  • LatinoLink - Anyone trying to keep a finger on the pulse of current Latino culture and thought will want to bookmark this site. the homepage offers daily news affecting the Latino community. In addition to news stories, LatinoLink's creators usually throw in an opinion piece or two on such controversial topics as the growing use of "Spanglish," a blend of Spanish and English. LatinoLink's other departments include Student Resources (with listings of scholarships for Latino students), Arts & Entertainment, Community, Entrepreneurs, Job Bank, Money, and Sports. Note that there are chat and "personal ad" functions.
  • LatinoWeb - Don't be fooled by Latino Web's homepage; the site contains much more than business-related news stories. Click on the Search by Category filter in the upper left-hand corner to navigate your way through a series of directories listing services designed for Hispanic Americans and those offered by Hispanic Americans. Directories cover a number of different categories, including business, education, home, art, computer help, music, hardware, software and politics.
  • Latino USA: The Radio Journal of News and Culture - Distributed by National Public Radio, Latino USA is a half-hour English-language weekly radio program reflecting an Hispanic perspective on a variety of issues, including current events, public affairs, and cultural matters. The program itself is available from more than 170 radio stations in 31 states, but for those who are either unable to receive it or who have missed the latest broadcast, its Web site offers the full program (as well as segments) in Real Audio format (with Real Audio player downloadable at the site). For those who regularly listen to the Latino USA radio broadcast, this site makes an ideal companion piece, offering supplementary information and pointers to related resources. Teachers should take note of the suggested companion lesson ideas for classroom use (under Learning Resources).
  • Picosito.com - Billing itself as the "home of Hispanic/Latino online community," Picosito is one of the most well-rounded sites catering to Hispanic Americans. Available in both English and Spanish, its homepage carries the latest headlines from around the world. The site has excellent sections on business, health, culture, sports, business, immigration , and finance. Each day, Picosito profiles a prominent Hispanic in its Person of the Day feature.

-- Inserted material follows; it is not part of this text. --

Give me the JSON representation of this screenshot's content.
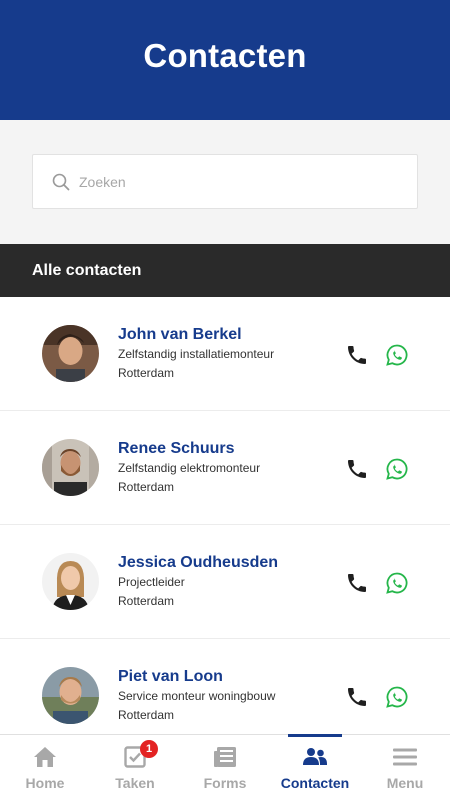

Spanish Language Community & Health Resources

  • OHSU - Patient Education Resources - This site provides medical information in Spanish to patients on a number of subjects
  • Douglas County - Health and Social Services - This site provides information on the social services agencies in Douglas County, their function, and how one can contact them.
  • Oregon Helps - "Oregon Helps" is a site that walks the user through a number of questions to determine what state social services he/she is eligible for.

updated 4/16/2008